* Material shown
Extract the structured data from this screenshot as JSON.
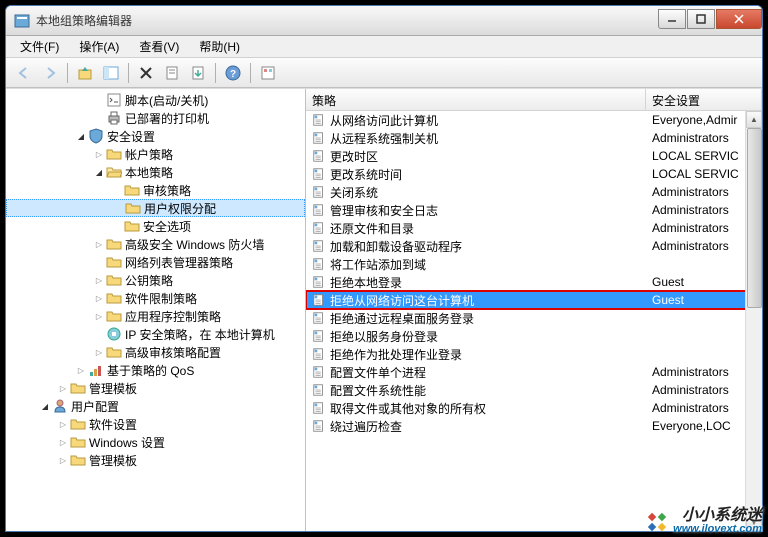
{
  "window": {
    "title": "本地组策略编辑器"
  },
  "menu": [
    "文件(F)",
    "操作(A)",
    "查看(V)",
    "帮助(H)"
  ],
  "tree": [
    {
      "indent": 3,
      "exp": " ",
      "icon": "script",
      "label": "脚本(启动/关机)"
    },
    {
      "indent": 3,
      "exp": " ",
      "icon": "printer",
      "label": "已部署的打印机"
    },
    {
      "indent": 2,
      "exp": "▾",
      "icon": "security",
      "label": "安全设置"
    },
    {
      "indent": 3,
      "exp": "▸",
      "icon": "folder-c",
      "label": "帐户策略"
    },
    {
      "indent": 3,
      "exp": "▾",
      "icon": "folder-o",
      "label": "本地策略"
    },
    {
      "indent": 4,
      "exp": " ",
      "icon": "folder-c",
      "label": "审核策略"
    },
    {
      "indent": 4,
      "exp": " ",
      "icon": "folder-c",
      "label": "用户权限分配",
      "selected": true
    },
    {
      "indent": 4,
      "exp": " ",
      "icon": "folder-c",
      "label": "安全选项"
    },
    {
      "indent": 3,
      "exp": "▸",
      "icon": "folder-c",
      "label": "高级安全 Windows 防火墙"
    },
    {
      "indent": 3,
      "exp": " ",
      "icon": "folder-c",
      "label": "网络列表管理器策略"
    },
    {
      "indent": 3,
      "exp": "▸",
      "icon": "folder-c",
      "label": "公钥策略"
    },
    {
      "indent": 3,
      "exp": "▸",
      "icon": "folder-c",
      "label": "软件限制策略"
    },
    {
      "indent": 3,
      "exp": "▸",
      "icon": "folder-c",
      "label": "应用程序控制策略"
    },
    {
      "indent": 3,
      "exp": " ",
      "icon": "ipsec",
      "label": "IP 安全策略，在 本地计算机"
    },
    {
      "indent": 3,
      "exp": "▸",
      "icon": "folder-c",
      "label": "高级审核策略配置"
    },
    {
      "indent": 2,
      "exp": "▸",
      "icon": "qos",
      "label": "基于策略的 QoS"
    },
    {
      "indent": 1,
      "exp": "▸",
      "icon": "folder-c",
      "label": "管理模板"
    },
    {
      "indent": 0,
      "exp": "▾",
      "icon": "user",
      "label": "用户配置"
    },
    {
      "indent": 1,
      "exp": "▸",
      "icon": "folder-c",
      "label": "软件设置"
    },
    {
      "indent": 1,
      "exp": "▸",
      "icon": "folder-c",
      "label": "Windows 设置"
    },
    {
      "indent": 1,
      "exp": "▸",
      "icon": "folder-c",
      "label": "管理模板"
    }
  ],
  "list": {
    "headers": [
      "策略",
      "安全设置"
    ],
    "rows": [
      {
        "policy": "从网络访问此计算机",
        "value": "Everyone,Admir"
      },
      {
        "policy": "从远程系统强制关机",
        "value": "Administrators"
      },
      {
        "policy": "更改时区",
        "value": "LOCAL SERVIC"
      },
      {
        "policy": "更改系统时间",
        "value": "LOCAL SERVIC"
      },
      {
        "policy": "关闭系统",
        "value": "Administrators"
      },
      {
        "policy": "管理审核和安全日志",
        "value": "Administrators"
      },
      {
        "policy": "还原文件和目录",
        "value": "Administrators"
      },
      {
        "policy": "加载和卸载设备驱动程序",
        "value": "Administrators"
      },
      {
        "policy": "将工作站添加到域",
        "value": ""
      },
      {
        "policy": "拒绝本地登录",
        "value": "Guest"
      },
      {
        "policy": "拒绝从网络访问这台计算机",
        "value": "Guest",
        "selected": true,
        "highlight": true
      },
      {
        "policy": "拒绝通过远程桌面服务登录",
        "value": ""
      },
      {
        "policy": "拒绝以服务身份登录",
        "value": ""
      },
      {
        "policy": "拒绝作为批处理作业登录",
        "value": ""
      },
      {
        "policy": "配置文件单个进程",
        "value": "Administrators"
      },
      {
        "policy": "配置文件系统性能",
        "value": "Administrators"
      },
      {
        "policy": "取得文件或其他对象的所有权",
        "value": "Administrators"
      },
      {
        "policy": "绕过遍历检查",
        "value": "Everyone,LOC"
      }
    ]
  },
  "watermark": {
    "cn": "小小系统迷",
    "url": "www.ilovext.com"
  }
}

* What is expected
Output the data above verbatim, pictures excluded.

* Exercise output
Extract the structured data from this screenshot as JSON.
{
  "window": {
    "title": "本地组策略编辑器"
  },
  "menu": [
    "文件(F)",
    "操作(A)",
    "查看(V)",
    "帮助(H)"
  ],
  "tree": [
    {
      "indent": 3,
      "exp": " ",
      "icon": "script",
      "label": "脚本(启动/关机)"
    },
    {
      "indent": 3,
      "exp": " ",
      "icon": "printer",
      "label": "已部署的打印机"
    },
    {
      "indent": 2,
      "exp": "▾",
      "icon": "security",
      "label": "安全设置"
    },
    {
      "indent": 3,
      "exp": "▸",
      "icon": "folder-c",
      "label": "帐户策略"
    },
    {
      "indent": 3,
      "exp": "▾",
      "icon": "folder-o",
      "label": "本地策略"
    },
    {
      "indent": 4,
      "exp": " ",
      "icon": "folder-c",
      "label": "审核策略"
    },
    {
      "indent": 4,
      "exp": " ",
      "icon": "folder-c",
      "label": "用户权限分配",
      "selected": true
    },
    {
      "indent": 4,
      "exp": " ",
      "icon": "folder-c",
      "label": "安全选项"
    },
    {
      "indent": 3,
      "exp": "▸",
      "icon": "folder-c",
      "label": "高级安全 Windows 防火墙"
    },
    {
      "indent": 3,
      "exp": " ",
      "icon": "folder-c",
      "label": "网络列表管理器策略"
    },
    {
      "indent": 3,
      "exp": "▸",
      "icon": "folder-c",
      "label": "公钥策略"
    },
    {
      "indent": 3,
      "exp": "▸",
      "icon": "folder-c",
      "label": "软件限制策略"
    },
    {
      "indent": 3,
      "exp": "▸",
      "icon": "folder-c",
      "label": "应用程序控制策略"
    },
    {
      "indent": 3,
      "exp": " ",
      "icon": "ipsec",
      "label": "IP 安全策略，在 本地计算机"
    },
    {
      "indent": 3,
      "exp": "▸",
      "icon": "folder-c",
      "label": "高级审核策略配置"
    },
    {
      "indent": 2,
      "exp": "▸",
      "icon": "qos",
      "label": "基于策略的 QoS"
    },
    {
      "indent": 1,
      "exp": "▸",
      "icon": "folder-c",
      "label": "管理模板"
    },
    {
      "indent": 0,
      "exp": "▾",
      "icon": "user",
      "label": "用户配置"
    },
    {
      "indent": 1,
      "exp": "▸",
      "icon": "folder-c",
      "label": "软件设置"
    },
    {
      "indent": 1,
      "exp": "▸",
      "icon": "folder-c",
      "label": "Windows 设置"
    },
    {
      "indent": 1,
      "exp": "▸",
      "icon": "folder-c",
      "label": "管理模板"
    }
  ],
  "list": {
    "headers": [
      "策略",
      "安全设置"
    ],
    "rows": [
      {
        "policy": "从网络访问此计算机",
        "value": "Everyone,Admir"
      },
      {
        "policy": "从远程系统强制关机",
        "value": "Administrators"
      },
      {
        "policy": "更改时区",
        "value": "LOCAL SERVIC"
      },
      {
        "policy": "更改系统时间",
        "value": "LOCAL SERVIC"
      },
      {
        "policy": "关闭系统",
        "value": "Administrators"
      },
      {
        "policy": "管理审核和安全日志",
        "value": "Administrators"
      },
      {
        "policy": "还原文件和目录",
        "value": "Administrators"
      },
      {
        "policy": "加载和卸载设备驱动程序",
        "value": "Administrators"
      },
      {
        "policy": "将工作站添加到域",
        "value": ""
      },
      {
        "policy": "拒绝本地登录",
        "value": "Guest"
      },
      {
        "policy": "拒绝从网络访问这台计算机",
        "value": "Guest",
        "selected": true,
        "highlight": true
      },
      {
        "policy": "拒绝通过远程桌面服务登录",
        "value": ""
      },
      {
        "policy": "拒绝以服务身份登录",
        "value": ""
      },
      {
        "policy": "拒绝作为批处理作业登录",
        "value": ""
      },
      {
        "policy": "配置文件单个进程",
        "value": "Administrators"
      },
      {
        "policy": "配置文件系统性能",
        "value": "Administrators"
      },
      {
        "policy": "取得文件或其他对象的所有权",
        "value": "Administrators"
      },
      {
        "policy": "绕过遍历检查",
        "value": "Everyone,LOC"
      }
    ]
  },
  "watermark": {
    "cn": "小小系统迷",
    "url": "www.ilovext.com"
  }
}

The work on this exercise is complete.